Nestle eyes resuming ties in Indonesia palm oil controversy
Food giant Nestle will resume buying palm oil from Indonesian giant Sinar Mas if an independent audit clears the Jakarta-based firm of claims it is devastating rainforest, a Nestle official said Monday.
The world's largest food company dropped Sinar Mas -- Indonesia's biggest palm oil firm -- as a supplier in March in response to protests by environmental group Greenpeace, after Anglo-Dutch company Unilever also severed ties this year.
Jose Lopez, Nestle S.A's executive vice president, said the Swiss company would "take the right decision" after an ongoing independent audit due for completion by the end of next month.
"Of course, I have nothing against the company or anybody else," he said when asked whether Nestle will resume buying palm oil from Sinar Mas.
"If, as you say, it's all baseless, then why should I have any decision against," Lopez told reporters during a sustainable palm oil forum in Malaysia's capital.

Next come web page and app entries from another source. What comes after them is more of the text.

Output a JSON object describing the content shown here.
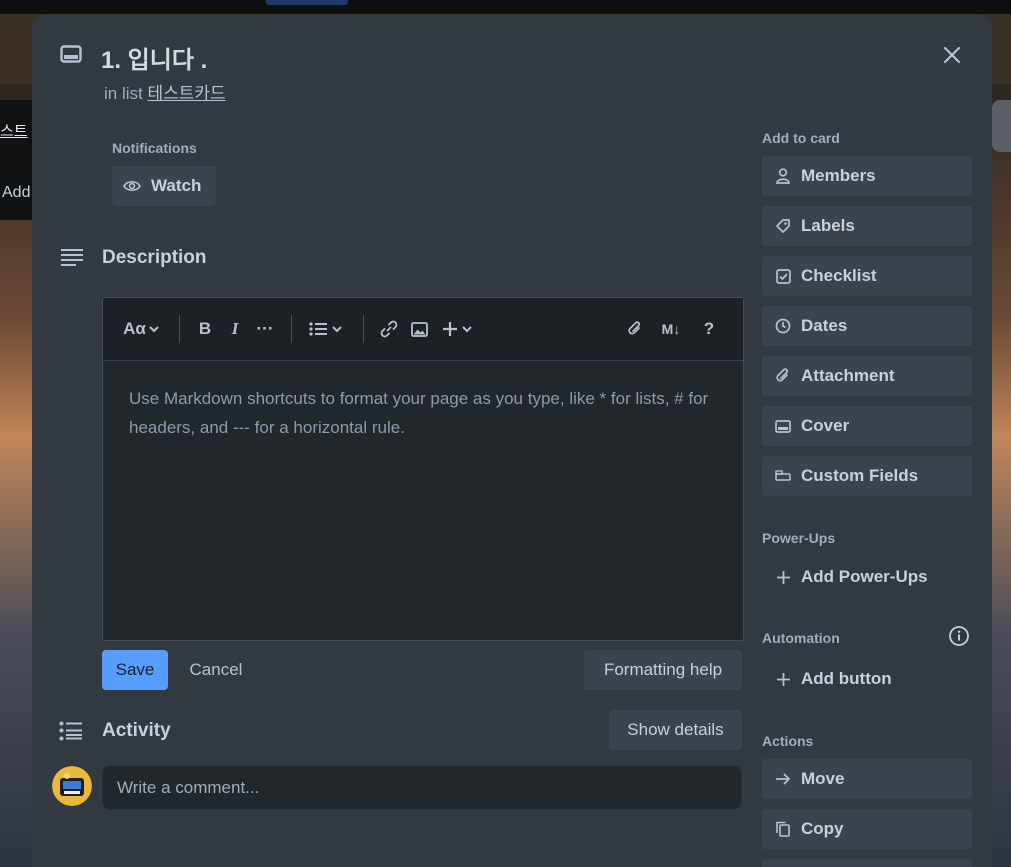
{
  "background": {
    "left_list_title": "스트",
    "left_list_add": "Add"
  },
  "card": {
    "title": "1. 입니다 .",
    "in_list_prefix": "in list",
    "list_name": "테스트카드"
  },
  "notifications": {
    "label": "Notifications",
    "watch_label": "Watch"
  },
  "description": {
    "title": "Description",
    "toolbar": {
      "text_style": "Aα",
      "bold": "B",
      "italic": "I",
      "more": "···",
      "markdown": "M↓",
      "help": "?"
    },
    "placeholder": "Use Markdown shortcuts to format your page as you type, like * for lists, # for headers, and --- for a horizontal rule.",
    "save_label": "Save",
    "cancel_label": "Cancel",
    "formatting_help_label": "Formatting help"
  },
  "activity": {
    "title": "Activity",
    "show_details_label": "Show details",
    "comment_placeholder": "Write a comment..."
  },
  "sidebar": {
    "add_to_card_label": "Add to card",
    "add_to_card": [
      {
        "label": "Members",
        "icon": "person-icon"
      },
      {
        "label": "Labels",
        "icon": "tag-icon"
      },
      {
        "label": "Checklist",
        "icon": "checkbox-icon"
      },
      {
        "label": "Dates",
        "icon": "clock-icon"
      },
      {
        "label": "Attachment",
        "icon": "paperclip-icon"
      },
      {
        "label": "Cover",
        "icon": "card-cover-icon"
      },
      {
        "label": "Custom Fields",
        "icon": "custom-field-icon"
      }
    ],
    "power_ups_label": "Power-Ups",
    "add_power_ups_label": "Add Power-Ups",
    "automation_label": "Automation",
    "add_button_label": "Add button",
    "actions_label": "Actions",
    "actions": [
      {
        "label": "Move",
        "icon": "arrow-right-icon"
      },
      {
        "label": "Copy",
        "icon": "copy-icon"
      }
    ]
  },
  "colors": {
    "modal_bg": "#323940",
    "button_bg": "#3b434c",
    "primary": "#579dff",
    "text": "#c7d1db",
    "muted": "#9fadbc"
  }
}
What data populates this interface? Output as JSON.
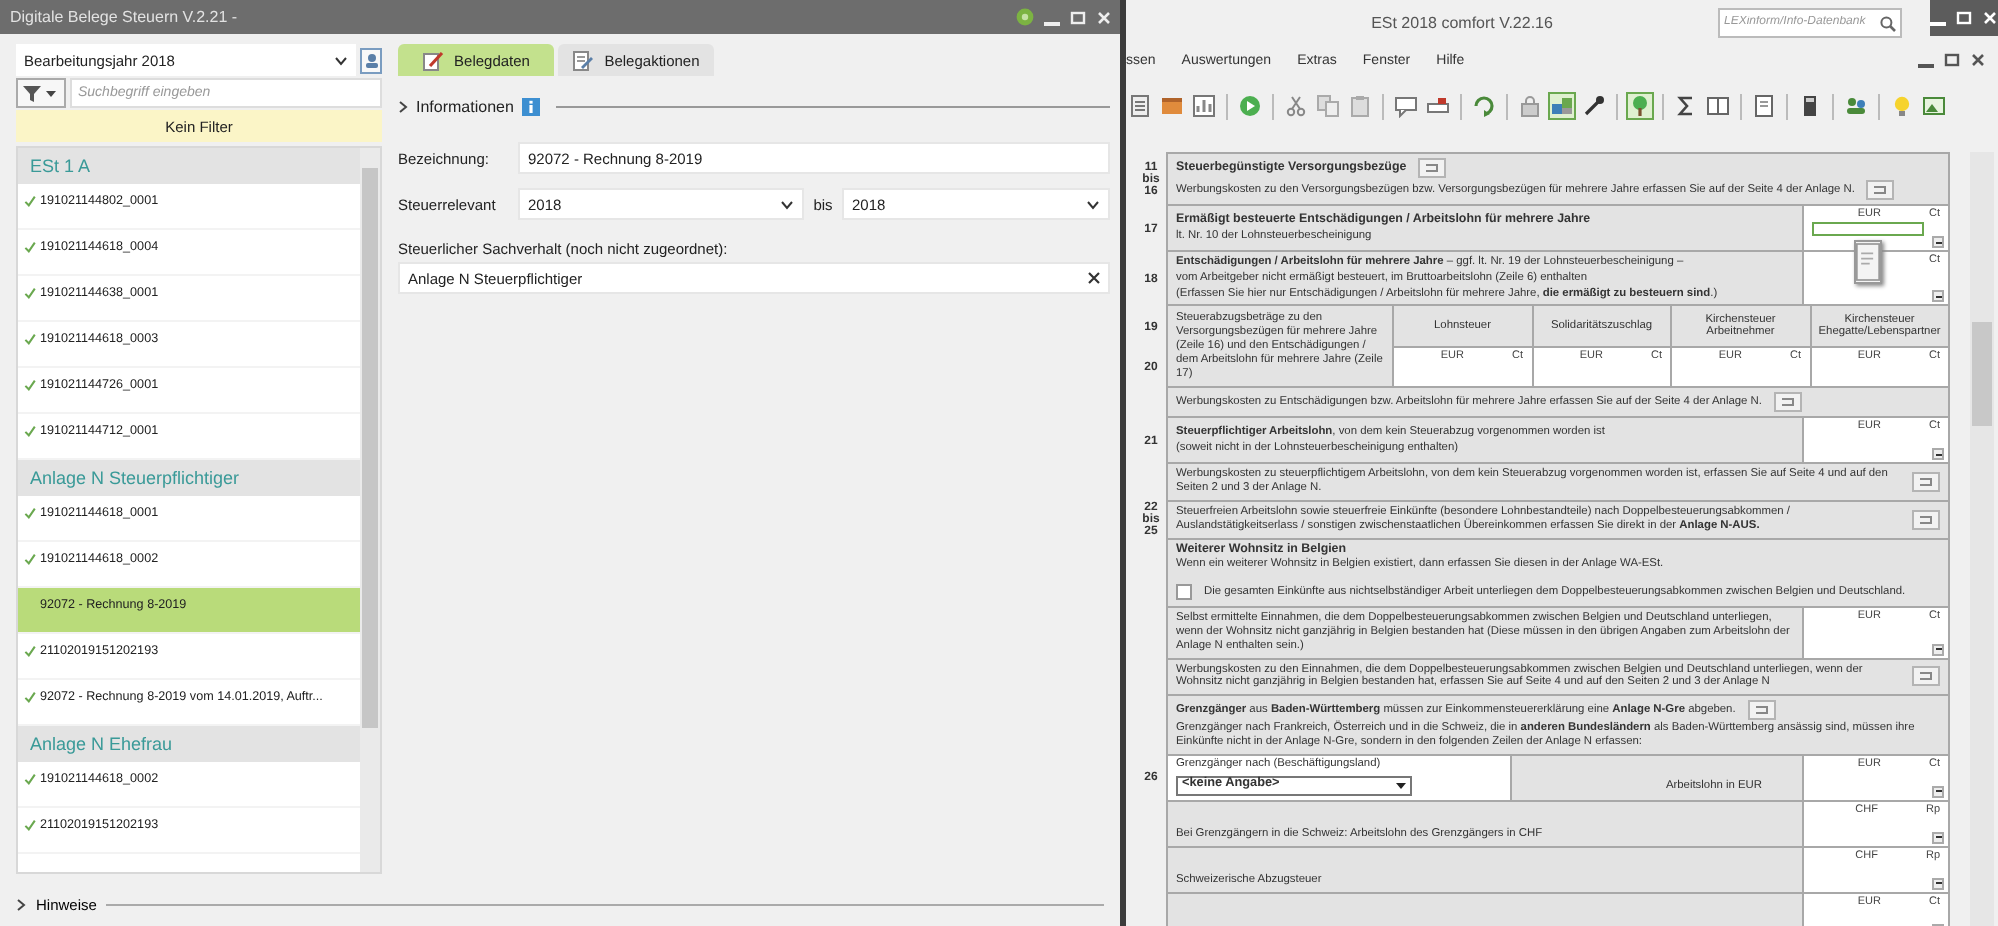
{
  "left_window": {
    "title": "Digitale Belege Steuern V.2.21 -",
    "year_select": {
      "value": "Bearbeitungsjahr 2018"
    },
    "search": {
      "placeholder": "Suchbegriff eingeben"
    },
    "filter_banner": "Kein Filter",
    "groups": [
      {
        "title": "ESt 1 A",
        "items": [
          {
            "label": "191021144802_0001",
            "checked": true,
            "selected": false
          },
          {
            "label": "191021144618_0004",
            "checked": true,
            "selected": false
          },
          {
            "label": "191021144638_0001",
            "checked": true,
            "selected": false
          },
          {
            "label": "191021144618_0003",
            "checked": true,
            "selected": false
          },
          {
            "label": "191021144726_0001",
            "checked": true,
            "selected": false
          },
          {
            "label": "191021144712_0001",
            "checked": true,
            "selected": false
          }
        ]
      },
      {
        "title": "Anlage N Steuerpflichtiger",
        "items": [
          {
            "label": "191021144618_0001",
            "checked": true,
            "selected": false
          },
          {
            "label": "191021144618_0002",
            "checked": true,
            "selected": false
          },
          {
            "label": "92072 - Rechnung 8-2019",
            "checked": false,
            "selected": true
          },
          {
            "label": "21102019151202193",
            "checked": true,
            "selected": false
          },
          {
            "label": "92072 - Rechnung 8-2019 vom 14.01.2019, Auftr...",
            "checked": true,
            "selected": false
          }
        ]
      },
      {
        "title": "Anlage N Ehefrau",
        "items": [
          {
            "label": "191021144618_0002",
            "checked": true,
            "selected": false
          },
          {
            "label": "21102019151202193",
            "checked": true,
            "selected": false
          }
        ]
      }
    ],
    "tabs": [
      {
        "label": "Belegdaten",
        "selected": true
      },
      {
        "label": "Belegaktionen",
        "selected": false
      }
    ],
    "info_section": {
      "title": "Informationen",
      "expanded": false
    },
    "fields": {
      "designation_label": "Bezeichnung:",
      "designation_value": "92072 - Rechnung 8-2019",
      "relevant_label": "Steuerrelevant",
      "from_value": "2018",
      "to_label": "bis",
      "to_value": "2018",
      "matter_label": "Steuerlicher Sachverhalt (noch nicht zugeordnet):",
      "matter_value": "Anlage N Steuerpflichtiger"
    },
    "footer_section": {
      "title": "Hinweise",
      "expanded": false
    }
  },
  "right_window": {
    "title": "ESt 2018 comfort V.22.16",
    "search": {
      "placeholder": "LEXinform/Info-Datenbank"
    },
    "menu": [
      "ssen",
      "Auswertungen",
      "Extras",
      "Fenster",
      "Hilfe"
    ],
    "toolbar": [
      {
        "kind": "icon",
        "selected": false
      },
      {
        "kind": "icon",
        "selected": false
      },
      {
        "kind": "icon",
        "selected": false
      },
      {
        "kind": "separator"
      },
      {
        "kind": "icon",
        "selected": false
      },
      {
        "kind": "separator"
      },
      {
        "kind": "icon",
        "selected": false
      },
      {
        "kind": "icon",
        "selected": false
      },
      {
        "kind": "icon",
        "selected": false
      },
      {
        "kind": "separator"
      },
      {
        "kind": "icon",
        "selected": false
      },
      {
        "kind": "icon",
        "selected": false
      },
      {
        "kind": "separator"
      },
      {
        "kind": "icon",
        "selected": false
      },
      {
        "kind": "separator"
      },
      {
        "kind": "icon",
        "selected": false
      },
      {
        "kind": "icon",
        "selected": true
      },
      {
        "kind": "icon",
        "selected": false
      },
      {
        "kind": "separator"
      },
      {
        "kind": "icon",
        "selected": true
      },
      {
        "kind": "separator"
      },
      {
        "kind": "icon",
        "selected": false
      },
      {
        "kind": "icon",
        "selected": false
      },
      {
        "kind": "separator"
      },
      {
        "kind": "icon",
        "selected": false
      },
      {
        "kind": "separator"
      },
      {
        "kind": "icon",
        "selected": false
      },
      {
        "kind": "separator"
      },
      {
        "kind": "icon",
        "selected": false
      },
      {
        "kind": "separator"
      },
      {
        "kind": "icon",
        "selected": false
      },
      {
        "kind": "icon",
        "selected": false
      }
    ],
    "form": [
      {
        "kind": "text",
        "line": [
          "11",
          "bis",
          "16"
        ],
        "paras": [
          {
            "kind": "title",
            "text": "Steuerbegünstigte Versorgungsbezüge",
            "button": true
          },
          {
            "kind": "text",
            "text": "Werbungskosten zu den Versorgungsbezügen bzw. Versorgungsbezügen für mehrere Jahre erfassen Sie auf der Seite 4 der Anlage N.",
            "button": true
          }
        ]
      },
      {
        "kind": "text",
        "line": [
          "17"
        ],
        "paras": [
          {
            "kind": "title",
            "text": "Ermäßigt besteuerte Entschädigungen / Arbeitslohn für mehrere Jahre"
          },
          {
            "kind": "text",
            "text": "lt. Nr. 10 der Lohnsteuerbescheinigung"
          }
        ],
        "amount": {
          "unit": "EUR",
          "minor": "Ct",
          "focused": true
        }
      },
      {
        "kind": "text",
        "line": [
          "18"
        ],
        "paras": [
          {
            "kind": "text",
            "text": "**Entschädigungen / Arbeitslohn für mehrere Jahre** – ggf. lt. Nr. 19 der Lohnsteuerbescheinigung –"
          },
          {
            "kind": "text",
            "text": "vom Arbeitgeber nicht ermäßigt besteuert, im Bruttoarbeitslohn (Zeile 6) enthalten"
          },
          {
            "kind": "text",
            "text": "(Erfassen Sie hier nur Entschädigungen / Arbeitslohn für mehrere Jahre, **die ermäßigt zu besteuern sind**.)"
          }
        ],
        "amount": {
          "minor": "Ct",
          "focused": false
        }
      },
      {
        "kind": "table",
        "line": [
          "19",
          "20"
        ],
        "label": "Steuerabzugsbeträge zu den Versorgungsbezügen für mehrere Jahre (Zeile 16) und den Entschädigungen / dem Arbeitslohn für mehrere Jahre (Zeile 17)",
        "columns": [
          {
            "title": "Lohnsteuer",
            "unit": "EUR",
            "minor": "Ct"
          },
          {
            "title": "Solidaritätszuschlag",
            "unit": "EUR",
            "minor": "Ct"
          },
          {
            "title": "Kirchensteuer Arbeitnehmer",
            "unit": "EUR",
            "minor": "Ct"
          },
          {
            "title": "Kirchensteuer Ehegatte/Lebenspartner",
            "unit": "EUR",
            "minor": "Ct"
          }
        ]
      },
      {
        "kind": "text",
        "paras": [
          {
            "kind": "text",
            "text": "Werbungskosten zu Entschädigungen bzw. Arbeitslohn für mehrere Jahre erfassen Sie auf der Seite 4 der Anlage N.",
            "button": true
          }
        ]
      },
      {
        "kind": "text",
        "line": [
          "21"
        ],
        "paras": [
          {
            "kind": "text",
            "text": "**Steuerpflichtiger Arbeitslohn**, von dem kein Steuerabzug vorgenommen worden ist"
          },
          {
            "kind": "text",
            "text": "(soweit nicht in der Lohnsteuerbescheinigung enthalten)"
          }
        ],
        "amount": {
          "unit": "EUR",
          "minor": "Ct",
          "focused": false
        }
      },
      {
        "kind": "text",
        "paras": [
          {
            "kind": "text",
            "text": "Werbungskosten zu steuerpflichtigem Arbeitslohn, von dem kein Steuerabzug vorgenommen worden ist, erfassen Sie auf Seite 4 und auf den Seiten 2 und 3 der Anlage N.",
            "button": true
          }
        ]
      },
      {
        "kind": "text",
        "line": [
          "22",
          "bis",
          "25"
        ],
        "paras": [
          {
            "kind": "text",
            "text": "Steuerfreien Arbeitslohn sowie steuerfreie Einkünfte (besondere Lohnbestandteile) nach Doppelbesteuerungsabkommen / Auslandstätigkeitserlass / sonstigen zwischenstaatlichen Übereinkommen erfassen Sie direkt in der **Anlage N-AUS.**",
            "button": true
          }
        ]
      },
      {
        "kind": "text",
        "paras": [
          {
            "kind": "title",
            "text": "Weiterer Wohnsitz in Belgien"
          },
          {
            "kind": "text",
            "text": "Wenn ein weiterer Wohnsitz in Belgien existiert, dann erfassen Sie diesen in der Anlage WA-ESt."
          },
          {
            "kind": "checkbox",
            "text": "Die gesamten Einkünfte aus nichtselbständiger Arbeit unterliegen dem Doppelbesteuerungsabkommen zwischen Belgien und Deutschland.",
            "checked": false
          }
        ]
      },
      {
        "kind": "text",
        "paras": [
          {
            "kind": "text",
            "text": "Selbst ermittelte Einnahmen, die dem Doppelbesteuerungsabkommen zwischen Belgien und Deutschland unterliegen, wenn der Wohnsitz nicht ganzjährig in Belgien bestanden hat (Diese müssen in den übrigen Angaben zum Arbeitslohn der Anlage N enthalten sein.)"
          }
        ],
        "amount": {
          "unit": "EUR",
          "minor": "Ct",
          "focused": false
        }
      },
      {
        "kind": "text",
        "paras": [
          {
            "kind": "text",
            "text": "Werbungskosten zu den Einnahmen, die dem Doppelbesteuerungsabkommen zwischen Belgien und Deutschland unterliegen, wenn der Wohnsitz nicht ganzjährig in Belgien bestanden hat, erfassen Sie auf Seite 4 und auf den Seiten 2 und 3 der Anlage N",
            "button": true
          }
        ]
      },
      {
        "kind": "text",
        "paras": [
          {
            "kind": "text",
            "text": "**Grenzgänger** aus **Baden-Württemberg** müssen zur Einkommensteuererklärung eine **Anlage N-Gre** abgeben.",
            "button": true
          },
          {
            "kind": "text",
            "text": "Grenzgänger nach Frankreich, Österreich und in die Schweiz, die in **anderen Bundesländern** als Baden-Württemberg ansässig sind, müssen ihre Einkünfte nicht in der Anlage N-Gre, sondern in den folgenden Zeilen der Anlage N erfassen:"
          }
        ]
      },
      {
        "kind": "select",
        "line": [
          "26"
        ],
        "label": "Grenzgänger nach (Beschäftigungsland)",
        "value": "<keine Angabe>",
        "caption": "Arbeitslohn in EUR",
        "amount": {
          "unit": "EUR",
          "minor": "Ct",
          "focused": false
        }
      },
      {
        "kind": "text",
        "paras": [
          {
            "kind": "text",
            "text": "Bei Grenzgängern in die Schweiz: Arbeitslohn des Grenzgängers in CHF"
          }
        ],
        "amount": {
          "unit": "CHF",
          "minor": "Rp",
          "focused": false
        }
      },
      {
        "kind": "text",
        "paras": [
          {
            "kind": "text",
            "text": "Schweizerische Abzugsteuer"
          }
        ],
        "amount": {
          "unit": "CHF",
          "minor": "Rp",
          "focused": false
        }
      },
      {
        "kind": "text",
        "amount": {
          "unit": "EUR",
          "minor": "Ct",
          "focused": false
        }
      }
    ]
  }
}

Palm oil, which is used extensively as biofuel and for making processed food and toiletries, has been vilified by environmentalists for causing deforestation and threatening species such as orangutans and rhinos.
Indonesia and Malaysia are the world's top two palm oil exporters and account for 85 percent of global production.
Lopez said Nestle had entered a partnership with non-profit group The Forest Trust (TFT) and others in order to identify and exclude high risk plantations or farms linked to deforestation.
"This partnership with TFT is a further sign of our strong commitment to ending deforestation of rainforests," he told the forum.
Sinar Mas has announced it has suspended a plantation manager in relation to a case cited by Greenpeace in West Kalimantan, and that it requested the independent probe to verify Greenpeace's claims.
Apart from Nestle and Unilever, US food company Cargill has also demanded answers from Sinar Mas about claims it is devastating forests.
© 2010 AFP